New Harvest Christian Fellowship in Salinas, Calif., has rented space along Main Street for more than 25 years and began looking for a new building when its services outgrew its current location.
The church subsequently bought a spacious building on the same street in 2018 with the intent to hold services there, but the city’s planning commission and then the city council denied the church’s request to use the building as a house of worship, saying a church at that location would upset the city’s goal of stimulating “commercial activity within the City's downtown,” which has been in a state of decline. The city limited the church to use of the building’s second floor.

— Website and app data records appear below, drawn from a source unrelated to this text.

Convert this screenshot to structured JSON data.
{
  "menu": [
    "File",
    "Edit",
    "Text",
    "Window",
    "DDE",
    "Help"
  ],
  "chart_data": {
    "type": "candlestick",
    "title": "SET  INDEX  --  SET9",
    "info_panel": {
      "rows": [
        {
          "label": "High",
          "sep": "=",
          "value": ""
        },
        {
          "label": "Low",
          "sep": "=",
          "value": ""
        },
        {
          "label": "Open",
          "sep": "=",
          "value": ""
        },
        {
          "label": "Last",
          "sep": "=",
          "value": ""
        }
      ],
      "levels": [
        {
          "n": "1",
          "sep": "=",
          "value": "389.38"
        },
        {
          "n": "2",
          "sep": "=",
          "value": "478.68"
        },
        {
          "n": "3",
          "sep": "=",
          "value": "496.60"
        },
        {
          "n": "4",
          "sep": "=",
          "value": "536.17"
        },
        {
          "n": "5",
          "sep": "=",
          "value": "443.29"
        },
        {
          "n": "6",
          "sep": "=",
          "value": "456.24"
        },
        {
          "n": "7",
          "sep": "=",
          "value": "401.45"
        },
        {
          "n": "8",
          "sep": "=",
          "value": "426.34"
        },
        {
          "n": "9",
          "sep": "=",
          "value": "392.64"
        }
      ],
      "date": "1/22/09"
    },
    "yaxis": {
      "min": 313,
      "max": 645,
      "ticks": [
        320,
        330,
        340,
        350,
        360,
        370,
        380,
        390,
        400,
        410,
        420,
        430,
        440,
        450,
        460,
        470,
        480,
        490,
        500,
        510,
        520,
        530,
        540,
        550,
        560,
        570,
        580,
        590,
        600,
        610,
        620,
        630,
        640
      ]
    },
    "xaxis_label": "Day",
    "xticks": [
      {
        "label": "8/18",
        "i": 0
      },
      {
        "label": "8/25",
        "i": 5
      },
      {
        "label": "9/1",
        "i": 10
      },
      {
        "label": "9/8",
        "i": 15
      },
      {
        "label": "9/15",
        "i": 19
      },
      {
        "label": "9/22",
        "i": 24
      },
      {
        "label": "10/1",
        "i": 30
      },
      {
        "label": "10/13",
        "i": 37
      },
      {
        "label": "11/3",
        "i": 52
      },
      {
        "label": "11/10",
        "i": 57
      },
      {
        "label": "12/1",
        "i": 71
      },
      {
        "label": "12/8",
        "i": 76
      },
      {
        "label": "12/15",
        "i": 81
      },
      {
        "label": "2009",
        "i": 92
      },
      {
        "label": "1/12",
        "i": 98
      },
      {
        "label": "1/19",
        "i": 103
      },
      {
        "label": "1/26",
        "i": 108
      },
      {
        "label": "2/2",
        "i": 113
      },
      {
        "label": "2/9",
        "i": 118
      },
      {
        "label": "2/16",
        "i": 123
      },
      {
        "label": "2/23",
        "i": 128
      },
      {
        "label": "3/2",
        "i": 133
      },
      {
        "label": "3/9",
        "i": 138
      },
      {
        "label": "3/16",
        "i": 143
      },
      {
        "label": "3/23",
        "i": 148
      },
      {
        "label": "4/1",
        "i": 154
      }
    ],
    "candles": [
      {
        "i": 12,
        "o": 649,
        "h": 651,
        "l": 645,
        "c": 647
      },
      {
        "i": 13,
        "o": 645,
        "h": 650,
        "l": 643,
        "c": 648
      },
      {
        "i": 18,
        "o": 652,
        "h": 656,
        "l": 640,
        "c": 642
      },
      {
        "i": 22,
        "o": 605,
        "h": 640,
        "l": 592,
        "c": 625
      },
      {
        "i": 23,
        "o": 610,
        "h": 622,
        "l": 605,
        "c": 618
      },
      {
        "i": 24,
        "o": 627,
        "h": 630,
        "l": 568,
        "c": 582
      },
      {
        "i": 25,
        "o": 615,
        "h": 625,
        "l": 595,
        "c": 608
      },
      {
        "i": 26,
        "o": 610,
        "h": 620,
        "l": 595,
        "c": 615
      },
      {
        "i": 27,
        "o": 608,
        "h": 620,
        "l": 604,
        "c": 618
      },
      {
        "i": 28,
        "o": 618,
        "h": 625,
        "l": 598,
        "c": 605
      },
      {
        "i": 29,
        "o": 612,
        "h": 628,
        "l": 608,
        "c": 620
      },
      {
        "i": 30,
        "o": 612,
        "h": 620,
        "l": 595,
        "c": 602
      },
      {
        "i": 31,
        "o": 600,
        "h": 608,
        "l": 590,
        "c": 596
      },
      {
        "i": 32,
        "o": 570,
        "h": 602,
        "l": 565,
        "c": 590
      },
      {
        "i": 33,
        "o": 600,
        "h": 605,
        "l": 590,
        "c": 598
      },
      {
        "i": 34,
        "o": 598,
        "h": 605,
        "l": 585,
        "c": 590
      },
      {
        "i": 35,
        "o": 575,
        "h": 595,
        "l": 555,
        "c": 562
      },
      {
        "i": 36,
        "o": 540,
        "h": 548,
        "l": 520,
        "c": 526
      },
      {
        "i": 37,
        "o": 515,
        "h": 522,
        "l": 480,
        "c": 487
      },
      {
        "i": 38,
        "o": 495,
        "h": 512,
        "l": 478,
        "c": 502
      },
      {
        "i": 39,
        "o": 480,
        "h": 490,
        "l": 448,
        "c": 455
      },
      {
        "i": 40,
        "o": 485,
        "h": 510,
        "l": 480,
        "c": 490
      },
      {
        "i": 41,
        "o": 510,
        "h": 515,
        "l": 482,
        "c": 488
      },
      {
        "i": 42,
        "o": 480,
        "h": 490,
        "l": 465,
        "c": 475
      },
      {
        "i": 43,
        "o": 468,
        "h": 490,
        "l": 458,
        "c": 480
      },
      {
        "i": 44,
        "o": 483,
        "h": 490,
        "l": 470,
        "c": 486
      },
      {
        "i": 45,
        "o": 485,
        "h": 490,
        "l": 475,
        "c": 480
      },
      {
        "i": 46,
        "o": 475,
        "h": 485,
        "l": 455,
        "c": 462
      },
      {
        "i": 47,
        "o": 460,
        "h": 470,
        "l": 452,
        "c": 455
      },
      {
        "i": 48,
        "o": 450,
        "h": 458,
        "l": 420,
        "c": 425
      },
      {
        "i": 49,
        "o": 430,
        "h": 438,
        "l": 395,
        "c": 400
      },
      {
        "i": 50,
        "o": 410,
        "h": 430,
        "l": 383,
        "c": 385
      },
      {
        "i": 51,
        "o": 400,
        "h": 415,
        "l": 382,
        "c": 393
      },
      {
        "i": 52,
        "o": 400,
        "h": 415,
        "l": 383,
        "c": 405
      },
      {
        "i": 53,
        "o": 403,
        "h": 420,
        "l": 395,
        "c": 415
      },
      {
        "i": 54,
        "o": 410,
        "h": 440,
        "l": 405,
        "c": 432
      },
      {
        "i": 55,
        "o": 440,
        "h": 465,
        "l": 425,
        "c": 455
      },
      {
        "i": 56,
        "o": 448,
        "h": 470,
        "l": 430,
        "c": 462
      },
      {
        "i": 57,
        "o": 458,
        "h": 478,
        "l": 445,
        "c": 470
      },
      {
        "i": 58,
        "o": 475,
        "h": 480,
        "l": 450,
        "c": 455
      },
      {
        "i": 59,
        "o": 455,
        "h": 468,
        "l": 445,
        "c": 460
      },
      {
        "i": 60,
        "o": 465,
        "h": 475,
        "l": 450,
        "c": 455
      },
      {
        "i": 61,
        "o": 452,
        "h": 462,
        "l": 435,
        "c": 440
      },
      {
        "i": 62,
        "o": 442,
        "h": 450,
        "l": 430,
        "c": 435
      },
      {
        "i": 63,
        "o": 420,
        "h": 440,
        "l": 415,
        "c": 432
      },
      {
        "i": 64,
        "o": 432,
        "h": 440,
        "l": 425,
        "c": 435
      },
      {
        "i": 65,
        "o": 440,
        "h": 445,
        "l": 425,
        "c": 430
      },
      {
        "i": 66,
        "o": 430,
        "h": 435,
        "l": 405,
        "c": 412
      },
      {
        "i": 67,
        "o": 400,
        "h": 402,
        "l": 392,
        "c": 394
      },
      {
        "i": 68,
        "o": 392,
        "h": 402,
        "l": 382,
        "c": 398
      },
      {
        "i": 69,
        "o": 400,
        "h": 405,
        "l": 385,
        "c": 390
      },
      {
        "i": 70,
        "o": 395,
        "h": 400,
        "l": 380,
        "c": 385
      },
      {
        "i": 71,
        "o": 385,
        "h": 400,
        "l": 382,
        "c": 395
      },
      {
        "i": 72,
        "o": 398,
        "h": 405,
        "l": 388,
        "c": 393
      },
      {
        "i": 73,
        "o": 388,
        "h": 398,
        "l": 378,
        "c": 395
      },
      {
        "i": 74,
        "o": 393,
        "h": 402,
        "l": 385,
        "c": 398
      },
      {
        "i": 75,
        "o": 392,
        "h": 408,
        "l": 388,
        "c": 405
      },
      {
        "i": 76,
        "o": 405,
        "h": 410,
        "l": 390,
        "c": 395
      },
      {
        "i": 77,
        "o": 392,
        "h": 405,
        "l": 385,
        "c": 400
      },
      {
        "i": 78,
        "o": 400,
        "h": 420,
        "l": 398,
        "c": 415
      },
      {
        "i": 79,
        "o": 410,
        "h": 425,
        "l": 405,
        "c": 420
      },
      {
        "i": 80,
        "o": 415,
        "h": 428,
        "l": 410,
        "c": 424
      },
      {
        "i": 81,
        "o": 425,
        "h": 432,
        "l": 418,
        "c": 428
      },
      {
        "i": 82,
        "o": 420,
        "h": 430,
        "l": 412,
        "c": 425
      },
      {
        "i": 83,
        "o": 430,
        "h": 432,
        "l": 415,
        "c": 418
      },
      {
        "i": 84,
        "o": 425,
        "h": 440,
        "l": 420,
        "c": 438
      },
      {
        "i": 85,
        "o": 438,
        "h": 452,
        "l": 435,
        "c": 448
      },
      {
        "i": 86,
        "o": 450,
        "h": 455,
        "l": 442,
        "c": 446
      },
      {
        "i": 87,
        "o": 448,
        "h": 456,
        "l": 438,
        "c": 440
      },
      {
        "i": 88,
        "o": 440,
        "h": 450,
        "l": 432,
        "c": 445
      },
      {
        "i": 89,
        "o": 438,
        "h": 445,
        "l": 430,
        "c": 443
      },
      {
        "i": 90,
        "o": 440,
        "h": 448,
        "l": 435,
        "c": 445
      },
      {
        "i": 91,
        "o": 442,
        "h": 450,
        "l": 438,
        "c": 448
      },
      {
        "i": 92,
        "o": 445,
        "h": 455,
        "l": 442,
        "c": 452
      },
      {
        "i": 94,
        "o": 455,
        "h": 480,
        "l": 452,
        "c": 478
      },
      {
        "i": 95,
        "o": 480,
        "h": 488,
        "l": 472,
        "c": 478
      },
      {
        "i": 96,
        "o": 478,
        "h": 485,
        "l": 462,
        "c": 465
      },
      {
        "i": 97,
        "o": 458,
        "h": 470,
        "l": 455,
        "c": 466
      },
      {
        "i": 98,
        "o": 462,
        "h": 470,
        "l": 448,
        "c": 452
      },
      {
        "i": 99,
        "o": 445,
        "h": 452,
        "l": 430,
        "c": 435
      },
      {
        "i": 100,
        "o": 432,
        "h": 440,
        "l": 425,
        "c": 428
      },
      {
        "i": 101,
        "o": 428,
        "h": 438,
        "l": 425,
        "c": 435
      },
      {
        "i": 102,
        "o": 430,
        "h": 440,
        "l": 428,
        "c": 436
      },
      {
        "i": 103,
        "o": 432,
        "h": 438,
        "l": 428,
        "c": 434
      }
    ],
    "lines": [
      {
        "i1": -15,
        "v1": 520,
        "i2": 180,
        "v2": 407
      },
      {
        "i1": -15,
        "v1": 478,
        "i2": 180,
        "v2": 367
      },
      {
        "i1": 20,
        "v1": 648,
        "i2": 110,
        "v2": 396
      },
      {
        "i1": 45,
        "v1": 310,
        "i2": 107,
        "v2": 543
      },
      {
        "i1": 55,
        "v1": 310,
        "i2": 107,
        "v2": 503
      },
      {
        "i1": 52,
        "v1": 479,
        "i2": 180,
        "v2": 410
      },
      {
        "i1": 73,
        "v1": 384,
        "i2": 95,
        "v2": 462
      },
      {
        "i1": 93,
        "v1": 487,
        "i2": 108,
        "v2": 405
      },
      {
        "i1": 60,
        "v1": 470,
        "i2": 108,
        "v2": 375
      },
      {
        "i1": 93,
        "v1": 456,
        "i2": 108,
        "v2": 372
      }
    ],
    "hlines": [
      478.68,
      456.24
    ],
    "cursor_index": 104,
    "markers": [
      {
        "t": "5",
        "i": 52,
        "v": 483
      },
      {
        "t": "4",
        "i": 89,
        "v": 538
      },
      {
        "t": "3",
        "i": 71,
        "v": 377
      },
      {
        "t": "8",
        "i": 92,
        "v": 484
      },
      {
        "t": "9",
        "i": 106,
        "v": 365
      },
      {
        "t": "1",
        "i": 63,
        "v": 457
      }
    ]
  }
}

The church then sued, claiming the city’s position violated the federal Religious Land Use and Institutionalized Persons Act (RLUIPA), which protects houses of worship from discrimination in zoning laws. Salinas is located east of Monterey and south of San Francisco.
On May 29, federal magistrate judge Susan Van Keulen sided with the city, saying it had not violated RLUIPA and that the church could have found other buildings within the city for its location.
Pacific Justice Institute represented the church and said it will appeal.
“This continues to be one of the most striking examples of unequal treatment of a church in the land use context that we have seen in the past 20 years,” said Brad Dacus, president of Pacific Justice Institute.
The city prohibits clubs, lodges and houses of worship or “similar” businesses and organizations on the ground floor of buildings facing Main Street, in the 100 to 300 blocks. The goal, the city says, is to “stimulate commercial activity within the City's downtown, which had been in a state of decline, and to establish a pedestrian-friendly, active and vibrant Main Street,” according to Van Keulen.
The judge cited the city’s own expert who said “in the city planning field, it is well known that private assembly-type uses” such as churches “detract from a city's efforts to promote a vibrant, pedestrian-friendly downtown” because such uses are “typically open only to organization members, operate during limited hours, generate limited interest among the general public, and typically have ‘blank facades.’” By contrast, the expert said, “movie theatres, nightclubs, restaurants, bars and other entertainment venues ... tend to attract far greater numbers of pedestrians to a city's downtown, again encouraging increased commercial activity and a vibrant downtown atmosphere” compared to “private clubs or churches.”
Multiple theaters line Main Street.
“Salinas deems churches as less deserving of equal treatment under the law than the live children’s theatre, two cinemas, and [an] event center that share the City’s downtown corridor with New Harvest Fellowship,” said Kevin Snider, chief counsel of Pacific Justice Institute and the lead attorney on the case.
The case is New Harvest Christian Fellowship v City of Salinas.
Photo courtesy: Israel Sundseth/Unsplash
Michael Foust has covered the intersection of faith and news for 20 years. His stories have appeared in Baptist Press, Christianity Today, The Christian Post, the Leaf-Chronicle, the Toronto Star and the Knoxville News-Sentinel.